Today, a Craigslist poster in Minneapolis is testing the proposition that you can sell anything on the internet — he or she is hawking Brett Favre’s alleged pubes for $200… or the best offer. Thankfully, as you can see at the top of this post, the Ol’ Gunslinger’s short ‘n’ curlies (as Deadspin so eloquently characterizes them) come safely enclosed in a plastic bag. Though after all Favre put his groin area through during the latter part of his career, you might want the additional protection of a Hazmat suit if you have 200 bucks to blow on a bag of sweaty, disgusting hairs.
Interested in stimulating the economy? Here’s the Craigslist post(click to enlarge):
Note how the pube bag is meticulously labeled with Favre’s name and the date on which the sample was collected. It suggests that this “equipment manager” might have a whole collection of player pubes stowed away somewhere, doesn’t it?
“These are game-worn pubes from a living legend, and they aren’t going to a Green Bay fan.” Purple Pride!
Joe Mauer’s biggest — and possibly hairiest — fan.
Want to show up at the Twins game showing support for your hometown team, but too cheap to shell out $30 for a jhirt? (“jhirt” = jersey-shirt)
Well, If you’ve got enough back hair to carpet an apartment or two, here’s an idea: Take this creative dude’s lead and simply shave the number and name of your favorite player into you back! Assuming, of course, you not only have the requisite hair, but also have a friend/lover tolerant enough to invest that much TLC in your Chewbacca-like nether dorsal region.
On Saturday, this unnamed fan showed up at the Twins-Royals tilt donning a Joe Mauer jersey made entirely out of the stuff God gave him.
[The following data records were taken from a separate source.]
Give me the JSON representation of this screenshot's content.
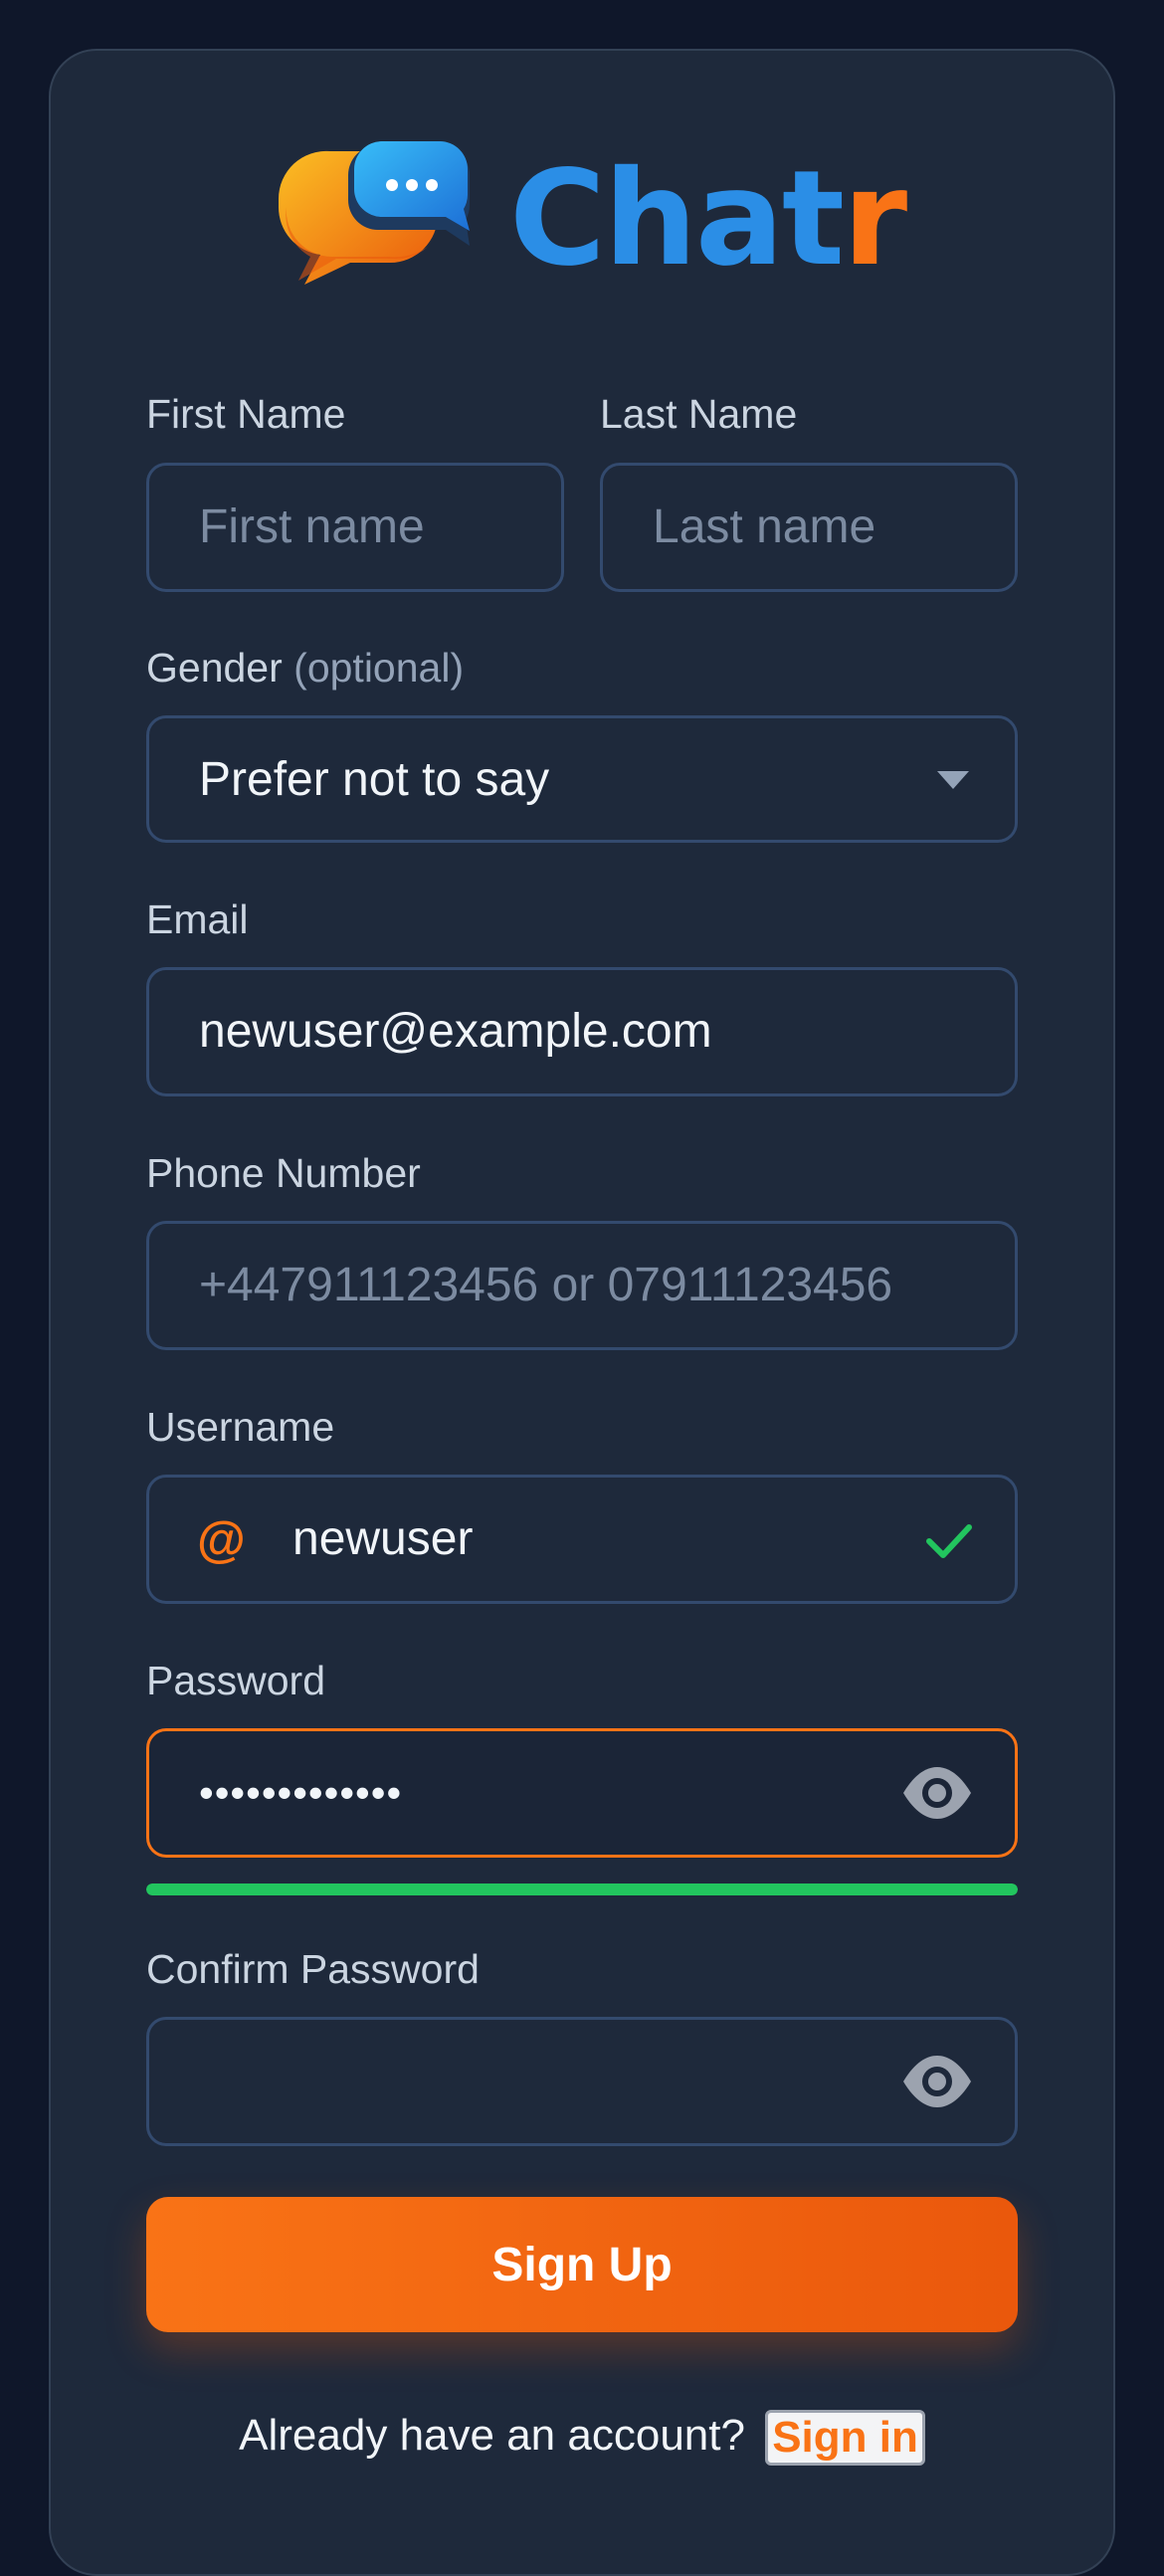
{
  "brand": {
    "name_main": "Chat",
    "name_accent": "r",
    "logo_icon": "chat-bubbles-icon",
    "colors": {
      "primary": "#2b8ee6",
      "accent": "#f97316",
      "success": "#22c55e"
    }
  },
  "form": {
    "first_name": {
      "label": "First Name",
      "placeholder": "First name",
      "value": ""
    },
    "last_name": {
      "label": "Last Name",
      "placeholder": "Last name",
      "value": ""
    },
    "gender": {
      "label": "Gender",
      "hint": "(optional)",
      "selected": "Prefer not to say",
      "icon": "chevron-down-icon"
    },
    "email": {
      "label": "Email",
      "value": "newuser@example.com"
    },
    "phone": {
      "label": "Phone Number",
      "placeholder": "+447911123456 or 07911123456",
      "value": ""
    },
    "username": {
      "label": "Username",
      "prefix": "@",
      "value": "newuser",
      "status_icon": "check-icon"
    },
    "password": {
      "label": "Password",
      "value": "•••••••••••••",
      "toggle_icon": "eye-icon",
      "strength": 1.0
    },
    "confirm_password": {
      "label": "Confirm Password",
      "value": "",
      "toggle_icon": "eye-icon"
    },
    "submit_label": "Sign Up"
  },
  "footer": {
    "prompt": "Already have an account?",
    "link_label": "Sign in"
  }
}
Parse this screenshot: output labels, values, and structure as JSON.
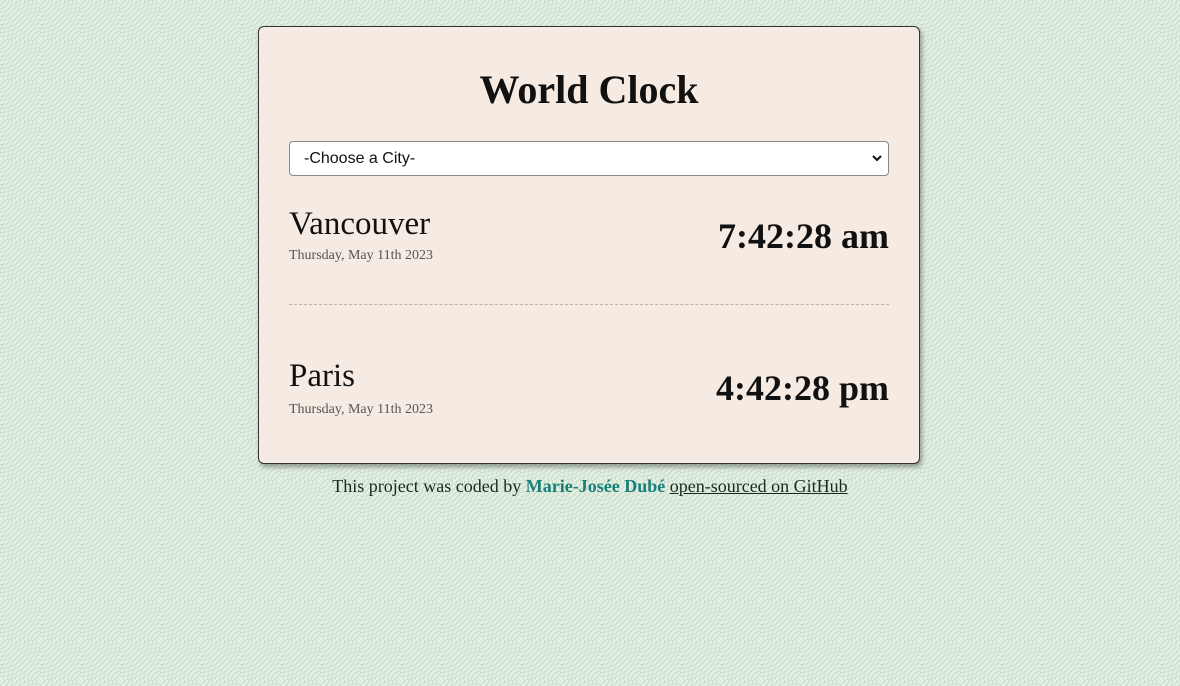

And, as NESN notes, it wasn’t the first time, either — the dude showed up last season at a Twins game in Milwaukee “wearing” the same “jersey.”
I’ll tell you what — that’s one game-worn jersey I’m thrilled not to have.
Meet the future Meg McCracken. She’s marrying a gentleman named Phil. Heard that one before?
The Minnesota Twins broadcast team have a longstanding tradition of doing “Circle Me Bert” which involves people attempting to get analyst Bert Blyleven to circle them with the telestrator. During home games, one of those folks also wins $100 in MN State Lottery tickets. Today happened to be Meg’s day because Bert really likes the signs that people put their head into. And during her chat with Robby Incmikoski of FSN, we learn all about her fiancee Phil…
I wish you luck, Meg – introducing your husband to others should provide a lifetime of merriment.
[UPDATED] Robby sent us a picture of Phil’s driver’s license, this is legit folks. Note that we have altered it solely to remove the actual license number only.